Postmenopausal hormone replacement therapy and cardiovascular disease: the value of transdermal estradiol and micronized progesterone.
Department of Endocrinology and Menopause, Center of Women’s Health, University Women’s Hospital, Tuebingen, Germany.
Most available postmenopausal hormone replacement therapies (HRT) offer similar efficacy, but differ with respect to the cardiovascular risks associated with their use. There is a wealth of evidence to suggest that, unlike oral estrogens, transdermal estradiol does not increase the risk of venous thromboembolism, probably due to its lack of effect on the coagulation cascade, including thrombin generation and resistance to activated protein C, and does not increase the risk of stroke. It is cardioprotective, significantly reducing the incidence of myocardial infarction compared with non-users; it significantly reduces the incidence of new-onset diabetes, a risk factor for myocardial infarction. Micronized progesterone has also been shown not to increase the risk of venous thromboembolism and further reduced the incidence of new-onset diabetes when combined with transdermal estrogen. Micronized progesterone has a neutral effect on the vasculature, including a neutral or beneficial effect on blood pressure. Therefore, experimental and clinical data indicate that transdermal estradiol and micronized progesterone could represent the optimal HRT, particularly in women at risk of adverse events.
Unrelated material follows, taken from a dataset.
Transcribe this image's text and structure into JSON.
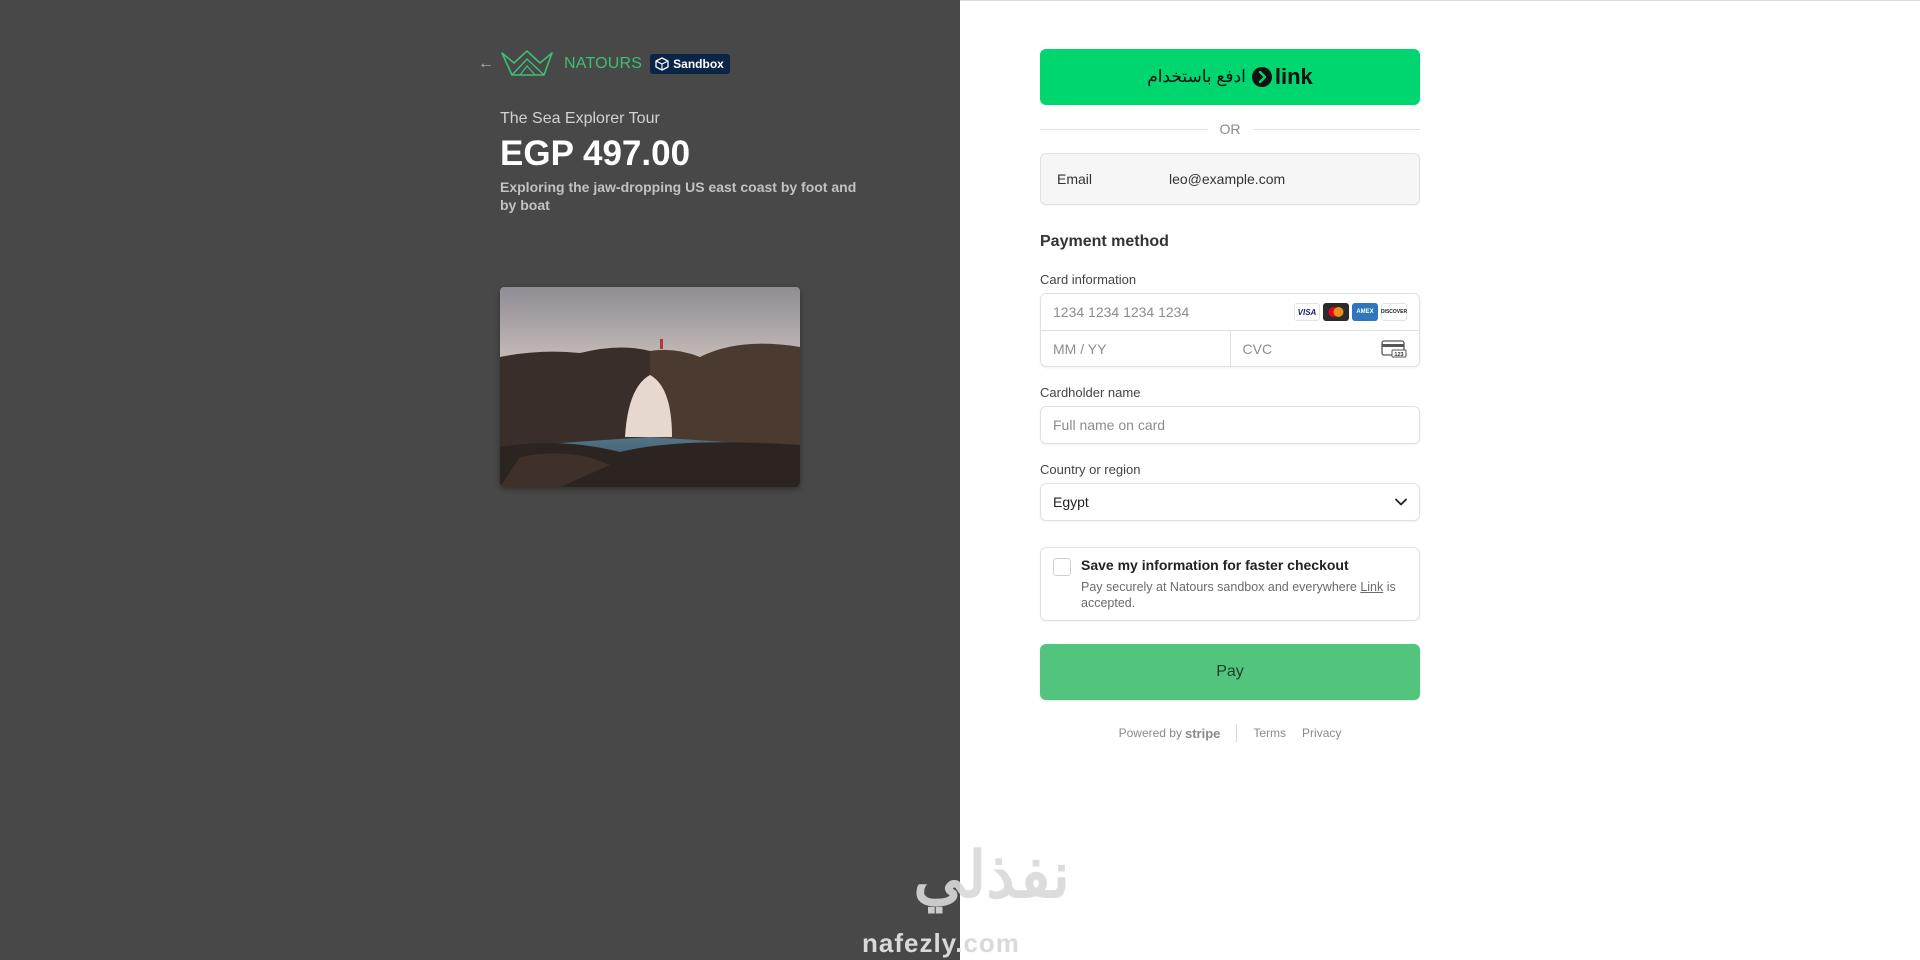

Finally, this study from the well respected British Medical Journal (BMJ)
Effect of hormone replacement therapy on cardiovascular events in recently postmenopausal women: randomised trialCite this as: BMJ 2012;345:e6409
Objective To investigate the long term effect of hormone replacement therapy on cardiovascular outcomes in recently postmenopausal women.
Results At inclusion the women on average were aged 50 and had been postmenopausal for seven months. After 10 years of intervention, 16 women in the treatment group experienced the primary composite endpoint compared with 33 in the control group (hazard ratio 0.48, 95% confidence interval 0.26 to 0.87; P=0.015) and 15 died compared with 26 (0.57, 0.30 to 1.08; P=0.084). The reduction in cardiovascular events was not associated with an increase in any cancer (36 in treated group v 39 in control group, 0.92, 0.58 to 1.45; P=0.71) or in breast cancer (10 in treated group v 17 in control group, 0.58, 0.27 to 1.27; P=0.17). The hazard ratio for deep vein thrombosis (2 in treated group v 1 in control group) was 2.01 (0.18 to 22.16) and for stroke (11 in treated group v14 in control group) was 0.77 (0.35 to 1.70). After 16 years the reduction in the primary composite outcome was still present and not associated with an increase in any cancer.
Conclusions After 10 years of randomised treatment, women receiving hormone replacement therapy early after menopause had a significantly reduced risk of mortality, heart failure, or myocardial infarction, without any apparent increase in risk of cancer, venous thromboembolism, or stroke.